▸ **ABOUT THIS EXERCISE**:
Each line below is to be copied out exactly, and none may be omitted.

▸ **STUDY MATERIAL**:

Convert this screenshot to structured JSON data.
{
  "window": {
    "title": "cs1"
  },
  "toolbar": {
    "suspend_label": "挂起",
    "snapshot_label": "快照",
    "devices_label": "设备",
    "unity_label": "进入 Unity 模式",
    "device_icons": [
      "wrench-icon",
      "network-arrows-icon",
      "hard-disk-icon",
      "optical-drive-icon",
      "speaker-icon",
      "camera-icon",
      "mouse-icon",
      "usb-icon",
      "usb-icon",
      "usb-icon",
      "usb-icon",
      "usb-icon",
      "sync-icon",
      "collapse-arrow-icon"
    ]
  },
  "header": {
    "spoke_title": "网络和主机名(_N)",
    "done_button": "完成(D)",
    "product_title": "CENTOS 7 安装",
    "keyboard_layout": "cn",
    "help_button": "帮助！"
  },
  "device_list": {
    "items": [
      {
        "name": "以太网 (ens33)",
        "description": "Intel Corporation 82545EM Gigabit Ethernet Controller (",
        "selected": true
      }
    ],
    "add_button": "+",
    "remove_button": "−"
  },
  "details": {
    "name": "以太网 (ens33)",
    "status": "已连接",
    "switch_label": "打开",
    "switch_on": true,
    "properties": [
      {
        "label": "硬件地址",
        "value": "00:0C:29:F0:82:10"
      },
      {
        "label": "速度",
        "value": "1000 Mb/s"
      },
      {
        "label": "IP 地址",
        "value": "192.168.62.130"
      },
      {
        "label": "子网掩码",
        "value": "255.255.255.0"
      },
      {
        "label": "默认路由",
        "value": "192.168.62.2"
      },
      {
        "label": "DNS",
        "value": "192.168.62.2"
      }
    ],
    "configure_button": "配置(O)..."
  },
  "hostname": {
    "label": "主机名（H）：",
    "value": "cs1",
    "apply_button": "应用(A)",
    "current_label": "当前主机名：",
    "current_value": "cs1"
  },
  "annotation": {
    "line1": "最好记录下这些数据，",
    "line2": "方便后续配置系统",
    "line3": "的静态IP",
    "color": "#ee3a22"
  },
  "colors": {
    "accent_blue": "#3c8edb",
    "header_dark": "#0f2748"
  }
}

▸ **RESPONSE FOR THIS EXERCISE**:
Convert this screenshot to structured JSON data.
{
  "window": {
    "title": "cs1"
  },
  "toolbar": {
    "suspend_label": "挂起",
    "snapshot_label": "快照",
    "devices_label": "设备",
    "unity_label": "进入 Unity 模式",
    "device_icons": [
      "wrench-icon",
      "network-arrows-icon",
      "hard-disk-icon",
      "optical-drive-icon",
      "speaker-icon",
      "camera-icon",
      "mouse-icon",
      "usb-icon",
      "usb-icon",
      "usb-icon",
      "usb-icon",
      "usb-icon",
      "sync-icon",
      "collapse-arrow-icon"
    ]
  },
  "header": {
    "spoke_title": "网络和主机名(_N)",
    "done_button": "完成(D)",
    "product_title": "CENTOS 7 安装",
    "keyboard_layout": "cn",
    "help_button": "帮助！"
  },
  "device_list": {
    "items": [
      {
        "name": "以太网 (ens33)",
        "description": "Intel Corporation 82545EM Gigabit Ethernet Controller (",
        "selected": true
      }
    ],
    "add_button": "+",
    "remove_button": "−"
  },
  "details": {
    "name": "以太网 (ens33)",
    "status": "已连接",
    "switch_label": "打开",
    "switch_on": true,
    "properties": [
      {
        "label": "硬件地址",
        "value": "00:0C:29:F0:82:10"
      },
      {
        "label": "速度",
        "value": "1000 Mb/s"
      },
      {
        "label": "IP 地址",
        "value": "192.168.62.130"
      },
      {
        "label": "子网掩码",
        "value": "255.255.255.0"
      },
      {
        "label": "默认路由",
        "value": "192.168.62.2"
      },
      {
        "label": "DNS",
        "value": "192.168.62.2"
      }
    ],
    "configure_button": "配置(O)..."
  },
  "hostname": {
    "label": "主机名（H）：",
    "value": "cs1",
    "apply_button": "应用(A)",
    "current_label": "当前主机名：",
    "current_value": "cs1"
  },
  "annotation": {
    "line1": "最好记录下这些数据，",
    "line2": "方便后续配置系统",
    "line3": "的静态IP",
    "color": "#ee3a22"
  },
  "colors": {
    "accent_blue": "#3c8edb",
    "header_dark": "#0f2748"
  }
}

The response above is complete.